Newton Elementary closed for two weeks, set to reopen Dec. 14

Joy Johnson, seen here during an installation ceremony on Oct. 22, is Simon Fraser University’s 10th president and vice-chancellor. (Submitted photo)
SFU’s Surrey campus tackling COVID-19-related research

‘We can learn now,’ SFU president Joy Johnson said, ‘so should something like this happen again we’ll be prepared. We have to learn from this current pandemic’

Mayor Darryl Walker gives a welcoming hug to Semiahmoo First Nation Chief Harley Chappell at the inaugural meeting of the current White Rock council in 2018. (Alex Browne photo)
White Rock council under fire for inaugural prayer

BC Humanist Association charges city violated Supreme Court ruling two years ago

Chief Robert Gladstone of Shxwha:y Village at a federal flood funding announcement April 24, 2019. (Jenna Hauck/Chilliwack Progress file)
Consortium of Indigenous chiefs seeking a way to participate in cannabis economy

All Nations Chiefs from the Shxwha:y, Cheam, Soowahlie and Sq’ewlets holding online forum Dec. 2

A woman wears a protective face covering to help prevent the spread of COVID-19 as she walks along the seawall in North Vancouver Wednesday, November 25, 2020.THE CANADIAN PRESS/Jonathan Hayward
911 new COVID-19 cases, 11 deaths as B.C. sees deadliest week since pandemic began

Hospitalizations reach more than 300 across the province

Black Press Media and BraveFace have come together to support children facing life-threatening conditions.

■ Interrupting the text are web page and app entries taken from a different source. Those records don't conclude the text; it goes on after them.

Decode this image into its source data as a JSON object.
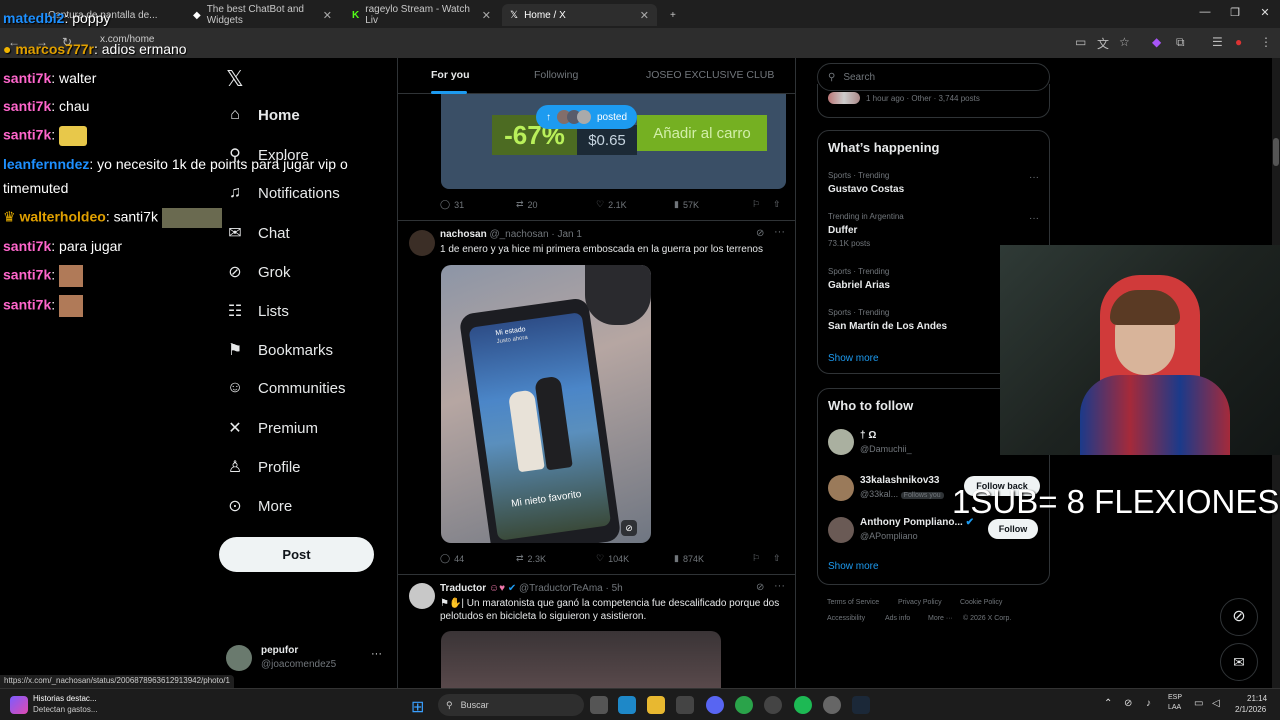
{
  "browser": {
    "tabs": [
      {
        "label": "Captura de pantalla de..."
      },
      {
        "label": "The best ChatBot and Widgets"
      },
      {
        "label": "rageylo Stream - Watch Liv"
      },
      {
        "label": "Home / X"
      }
    ],
    "url": "x.com/home",
    "status_url": "https://x.com/_nachosan/status/2006878963612913942/photo/1"
  },
  "nav": {
    "items": [
      {
        "label": "Home",
        "icon": "home-icon"
      },
      {
        "label": "Explore",
        "icon": "search-icon"
      },
      {
        "label": "Notifications",
        "icon": "bell-icon"
      },
      {
        "label": "Chat",
        "icon": "mail-icon"
      },
      {
        "label": "Grok",
        "icon": "grok-icon"
      },
      {
        "label": "Lists",
        "icon": "list-icon"
      },
      {
        "label": "Bookmarks",
        "icon": "bookmark-icon"
      },
      {
        "label": "Communities",
        "icon": "people-icon"
      },
      {
        "label": "Premium",
        "icon": "x-icon"
      },
      {
        "label": "Profile",
        "icon": "person-icon"
      },
      {
        "label": "More",
        "icon": "more-icon"
      }
    ],
    "post_label": "Post",
    "account": {
      "name": "pepufor",
      "handle": "@joacomendez5"
    }
  },
  "feed": {
    "tabs": [
      "For you",
      "Following",
      "JOSEO EXCLUSIVE CLUB"
    ],
    "posted_pill": "posted",
    "ad": {
      "discount": "-67%",
      "price": "$0.65",
      "cta": "Añadir al carro"
    },
    "tweets": [
      {
        "actions": {
          "replies": "31",
          "retweets": "20",
          "likes": "2.1K",
          "views": "57K"
        }
      },
      {
        "name": "nachosan",
        "handle": "@_nachosan",
        "time": "Jan 1",
        "text": "1 de enero y ya hice mi primera emboscada en la guerra por los terrenos",
        "image_caption": "Mi nieto favorito",
        "image_header": "Mi estado",
        "image_sub": "Justo ahora",
        "actions": {
          "replies": "44",
          "retweets": "2.3K",
          "likes": "104K",
          "views": "874K"
        }
      },
      {
        "name": "Traductor",
        "handle": "@TraductorTeAma",
        "time": "5h",
        "text": "| Un maratonista que ganó la competencia fue descalificado porque dos pelotudos en bicicleta lo siguieron y asistieron."
      }
    ]
  },
  "sidebar": {
    "search_placeholder": "Search",
    "top_meta": "1 hour ago · Other · 3,744 posts",
    "happening_title": "What’s happening",
    "trends": [
      {
        "category": "Sports · Trending",
        "name": "Gustavo Costas",
        "count": ""
      },
      {
        "category": "Trending in Argentina",
        "name": "Duffer",
        "count": "73.1K posts"
      },
      {
        "category": "Sports · Trending",
        "name": "Gabriel Arias",
        "count": ""
      },
      {
        "category": "Sports · Trending",
        "name": "San Martín de Los Andes",
        "count": ""
      }
    ],
    "show_more": "Show more",
    "wtf_title": "Who to follow",
    "wtf": [
      {
        "name": "† Ω",
        "handle": "@Damuchii_",
        "button": ""
      },
      {
        "name": "33kalashnikov33",
        "handle": "@33kal...",
        "badge": "Follows you",
        "button": "Follow back"
      },
      {
        "name": "Anthony Pompliano...",
        "handle": "@APompliano",
        "button": "Follow"
      }
    ],
    "footer": [
      "Terms of Service",
      "Privacy Policy",
      "Cookie Policy",
      "Accessibility",
      "Ads info",
      "More ···",
      "© 2026 X Corp."
    ]
  },
  "stream_chat": [
    {
      "user": "matedbl2",
      "msg": ": poppy"
    },
    {
      "user": "marcos777r",
      "msg": ": adios ermano"
    },
    {
      "user": "santi7k",
      "msg": ": walter"
    },
    {
      "user": "santi7k",
      "msg": ": chau"
    },
    {
      "user": "santi7k",
      "msg": ":"
    },
    {
      "user": "leanfernndez",
      "msg": ": yo necesito 1k de points para jugar vip o"
    },
    {
      "user": "",
      "msg": "timemuted"
    },
    {
      "user": "walterholdeo",
      "msg": ": santi7k"
    },
    {
      "user": "santi7k",
      "msg": ": para jugar"
    },
    {
      "user": "santi7k",
      "msg": ":"
    },
    {
      "user": "santi7k",
      "msg": ":"
    }
  ],
  "stream_overlay": "1SUB= 8 FLEXIONES",
  "taskbar": {
    "notif_title": "Historias destac...",
    "notif_sub": "Detectan gastos...",
    "search_label": "Buscar",
    "lang_top": "ESP",
    "lang_bottom": "LAA",
    "time": "21:14",
    "date": "2/1/2026"
  },
  "colors": {
    "accent": "#1d9bf0",
    "steam_green": "#75b022",
    "chat_user": "#1e90ff"
  }
}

Net proceeds from these washable, reusable, three-layer masks go to Make-A-Wish Foundation BC & Yukon.
Put on a BraveFace: Help make children’s wishes come true

Black Press Media, BraveFace host mask fundraiser for Make-A-Wish Foundation

Screenshot of Pastor James Butler giving a sermon at Free Grace Baptist Church in Chilliwack on Nov. 22, 2020. The church has decided to continue in-person services despite a public health order banning worship services that was issued on Nov. 19, 2020. (YouTube)
2 Lower Mainland churches continue in-person services despite public health orders

Pastors say faith groups are unfairly targeted and that charter rights protect their decisions

Cannabis bought in British Columbia (Ashley Wadhwani/Black Press Media)
Is it time to start thinking about greener ways to package cannabis?

Packaging suppliers are still figuring eco-friendly and affordable packaging options that fit the mandates of Cannabis Regulations

A big job: Former forests minister Doug Donaldson stands before a 500-year-old Douglas fir in Saanich to announce preservation of some of B.C.’s oldest trees, July 2019. (B.C. government)
B.C. returning to ‘stand-alone’ forests, rural development ministry

Horgan says Gordon Campbell’s super-ministry doesn’t work

Alexandre Bissonnette, who pleaded guilty to a mass shooting at a Quebec City mosque, arrives at the courthouse in Quebec City on February 21, 2017. THE CANADIAN PRESS/Mathieu Belanger - POOL
Court strikes down consecutive life sentences; mosque shooter has prison term cut

The decision was appealed by both the defence and the Crown

Gold medallists in the ice dance, free dance figure skating Tessa Virtue and Scott Moir, of Canada, pose during their medals ceremony at the 2018 Winter Olympics in Pyeongchang, South Korea, Tuesday, Feb. 20, 2018. THE CANADIAN PRESS/AP-Charlie Riedel
Olympic champions Virtue, Moir and Tewksbury among 114 Order of Canada inductees

Moir and Virtue catapulted to national stardom with their gold-medal performances at the Winter Olympics in 2018

Shoppers line up in front of a shop on Montreal’s Saint-Catherine Street in search of Black Friday deals in Montreal, Friday, Nov. 27, 2020. THE CANADIAN PRESS/Paul Chiasson
Black Friday shopping in a pandemic: COVID-19 closes some stores, sales move online

Eric Morris, head of retail at Google Canada, says e-commerce in Canada has doubled during the pandemic.

Chilliwack school board trustee Barry Neufeld is taking heat over using a ableist slur to refer to three Black Press employees. (Paul Henderson/ Progress file)
BC School Trustees Association president keeps heat on Chilliwack Trustee Barry Neufeld

In a news release, Stephanie Higginson called on voters to take careful note of Neufeld’s behaviour

Most Read